§ **Dataset rows for apps and sites**
*** Block opens ***

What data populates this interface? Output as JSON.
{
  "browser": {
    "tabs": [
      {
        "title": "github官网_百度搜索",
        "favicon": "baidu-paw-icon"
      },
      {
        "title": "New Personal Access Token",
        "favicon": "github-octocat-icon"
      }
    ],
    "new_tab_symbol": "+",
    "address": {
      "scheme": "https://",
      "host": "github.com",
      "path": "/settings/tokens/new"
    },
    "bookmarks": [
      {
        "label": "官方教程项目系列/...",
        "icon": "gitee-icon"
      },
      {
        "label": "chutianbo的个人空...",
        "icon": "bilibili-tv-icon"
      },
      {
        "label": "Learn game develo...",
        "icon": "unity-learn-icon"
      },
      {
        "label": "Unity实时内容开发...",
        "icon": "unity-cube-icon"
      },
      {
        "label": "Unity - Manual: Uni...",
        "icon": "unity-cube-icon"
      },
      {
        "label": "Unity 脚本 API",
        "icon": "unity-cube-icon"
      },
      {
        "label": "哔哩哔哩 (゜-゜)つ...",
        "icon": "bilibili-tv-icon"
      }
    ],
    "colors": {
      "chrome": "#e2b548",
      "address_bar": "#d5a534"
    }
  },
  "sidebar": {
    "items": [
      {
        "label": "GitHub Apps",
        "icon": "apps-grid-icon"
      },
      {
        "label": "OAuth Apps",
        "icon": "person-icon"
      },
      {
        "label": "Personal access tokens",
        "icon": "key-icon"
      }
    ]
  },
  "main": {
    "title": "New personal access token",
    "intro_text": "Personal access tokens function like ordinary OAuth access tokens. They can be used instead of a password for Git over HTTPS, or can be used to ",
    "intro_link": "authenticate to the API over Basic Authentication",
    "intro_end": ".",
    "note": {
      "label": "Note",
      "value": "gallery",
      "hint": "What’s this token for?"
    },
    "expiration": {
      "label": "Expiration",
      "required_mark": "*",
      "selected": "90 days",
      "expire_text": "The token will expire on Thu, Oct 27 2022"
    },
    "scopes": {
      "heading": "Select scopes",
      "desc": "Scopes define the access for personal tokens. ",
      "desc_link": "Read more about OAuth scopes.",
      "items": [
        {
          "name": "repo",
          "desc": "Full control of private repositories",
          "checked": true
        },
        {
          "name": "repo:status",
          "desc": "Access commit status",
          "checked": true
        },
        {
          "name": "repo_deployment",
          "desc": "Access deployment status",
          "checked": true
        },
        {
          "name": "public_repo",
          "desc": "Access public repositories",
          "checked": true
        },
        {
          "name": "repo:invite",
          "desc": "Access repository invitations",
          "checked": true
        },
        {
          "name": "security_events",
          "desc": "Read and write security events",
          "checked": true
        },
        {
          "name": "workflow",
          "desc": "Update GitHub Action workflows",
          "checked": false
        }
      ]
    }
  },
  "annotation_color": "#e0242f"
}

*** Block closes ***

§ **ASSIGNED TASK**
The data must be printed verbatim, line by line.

§ **THE ANSWER**
What data populates this interface? Output as JSON.
{
  "browser": {
    "tabs": [
      {
        "title": "github官网_百度搜索",
        "favicon": "baidu-paw-icon"
      },
      {
        "title": "New Personal Access Token",
        "favicon": "github-octocat-icon"
      }
    ],
    "new_tab_symbol": "+",
    "address": {
      "scheme": "https://",
      "host": "github.com",
      "path": "/settings/tokens/new"
    },
    "bookmarks": [
      {
        "label": "官方教程项目系列/...",
        "icon": "gitee-icon"
      },
      {
        "label": "chutianbo的个人空...",
        "icon": "bilibili-tv-icon"
      },
      {
        "label": "Learn game develo...",
        "icon": "unity-learn-icon"
      },
      {
        "label": "Unity实时内容开发...",
        "icon": "unity-cube-icon"
      },
      {
        "label": "Unity - Manual: Uni...",
        "icon": "unity-cube-icon"
      },
      {
        "label": "Unity 脚本 API",
        "icon": "unity-cube-icon"
      },
      {
        "label": "哔哩哔哩 (゜-゜)つ...",
        "icon": "bilibili-tv-icon"
      }
    ],
    "colors": {
      "chrome": "#e2b548",
      "address_bar": "#d5a534"
    }
  },
  "sidebar": {
    "items": [
      {
        "label": "GitHub Apps",
        "icon": "apps-grid-icon"
      },
      {
        "label": "OAuth Apps",
        "icon": "person-icon"
      },
      {
        "label": "Personal access tokens",
        "icon": "key-icon"
      }
    ]
  },
  "main": {
    "title": "New personal access token",
    "intro_text": "Personal access tokens function like ordinary OAuth access tokens. They can be used instead of a password for Git over HTTPS, or can be used to ",
    "intro_link": "authenticate to the API over Basic Authentication",
    "intro_end": ".",
    "note": {
      "label": "Note",
      "value": "gallery",
      "hint": "What’s this token for?"
    },
    "expiration": {
      "label": "Expiration",
      "required_mark": "*",
      "selected": "90 days",
      "expire_text": "The token will expire on Thu, Oct 27 2022"
    },
    "scopes": {
      "heading": "Select scopes",
      "desc": "Scopes define the access for personal tokens. ",
      "desc_link": "Read more about OAuth scopes.",
      "items": [
        {
          "name": "repo",
          "desc": "Full control of private repositories",
          "checked": true
        },
        {
          "name": "repo:status",
          "desc": "Access commit status",
          "checked": true
        },
        {
          "name": "repo_deployment",
          "desc": "Access deployment status",
          "checked": true
        },
        {
          "name": "public_repo",
          "desc": "Access public repositories",
          "checked": true
        },
        {
          "name": "repo:invite",
          "desc": "Access repository invitations",
          "checked": true
        },
        {
          "name": "security_events",
          "desc": "Read and write security events",
          "checked": true
        },
        {
          "name": "workflow",
          "desc": "Update GitHub Action workflows",
          "checked": false
        }
      ]
    }
  },
  "annotation_color": "#e0242f"
}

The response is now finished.